The Denver Post
Some of the most consequential fights over Colorado government finance in the coming years won’t happen at the state legislature or at the ballot box, but in a courtroom, where fiscal conservatives and business groups are contesting government fees of as little as 20 cents.
In Aspen, a taxpayer advocacy group is fighting a 20-cent surcharge on grocery bags in a lawsuit that’s now gone all the way to the Colorado Supreme Court.
At the state government level, a small business coalition is arguing that the secretary of state’s office for decades has been illegally using business filing fees to finance a slew of unrelated government services.
And — perhaps most significantly — the TABOR Foundation is challenging the constitutionality of a $264 million hospital fee that generates another $264 million in matching funds from the federal government to pay for uncompensated care.
At issue in each of these cases is a seemingly simple question: What’s the difference between a tax and a fee?
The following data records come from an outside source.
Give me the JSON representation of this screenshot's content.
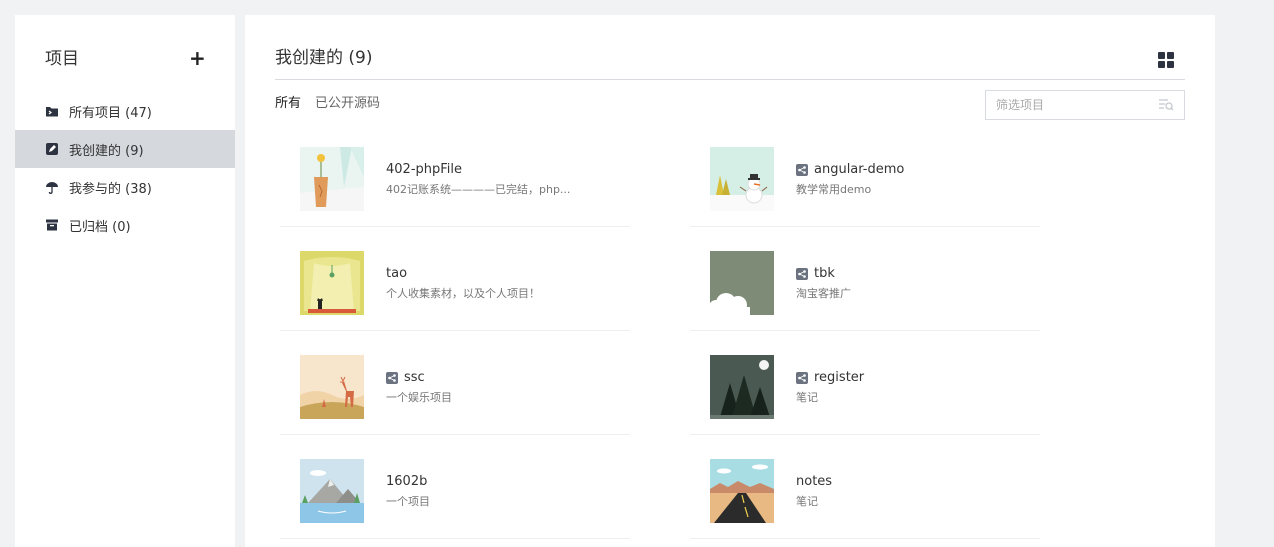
{
  "sidebar": {
    "title": "项目",
    "add_label": "+",
    "items": [
      {
        "label": "所有项目 (47)",
        "icon": "folder-icon"
      },
      {
        "label": "我创建的 (9)",
        "icon": "edit-icon"
      },
      {
        "label": "我参与的 (38)",
        "icon": "umbrella-icon"
      },
      {
        "label": "已归档 (0)",
        "icon": "archive-icon"
      }
    ]
  },
  "main": {
    "title": "我创建的 (9)",
    "tabs": [
      {
        "label": "所有"
      },
      {
        "label": "已公开源码"
      }
    ],
    "filter_placeholder": "筛选项目",
    "projects": [
      {
        "name": "402-phpFile",
        "desc": "402记账系统————已完结，php...",
        "shared": false,
        "thumb": "sunflower-vase"
      },
      {
        "name": "angular-demo",
        "desc": "教学常用demo",
        "shared": true,
        "thumb": "snowman"
      },
      {
        "name": "tao",
        "desc": "个人收集素材，以及个人项目！",
        "shared": false,
        "thumb": "cat-in-tent"
      },
      {
        "name": "tbk",
        "desc": "淘宝客推广",
        "shared": true,
        "thumb": "moon-clouds"
      },
      {
        "name": "ssc",
        "desc": "一个娱乐项目",
        "shared": true,
        "thumb": "deer"
      },
      {
        "name": "register",
        "desc": "笔记",
        "shared": true,
        "thumb": "pine-trees"
      },
      {
        "name": "1602b",
        "desc": "一个项目",
        "shared": false,
        "thumb": "mountain-lake"
      },
      {
        "name": "notes",
        "desc": "笔记",
        "shared": false,
        "thumb": "desert-road"
      }
    ]
  }
}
But no matter how small some of the contested fees are, the answer could have wide-ranging consequences for taxpayers and virtually every level of Colorado government.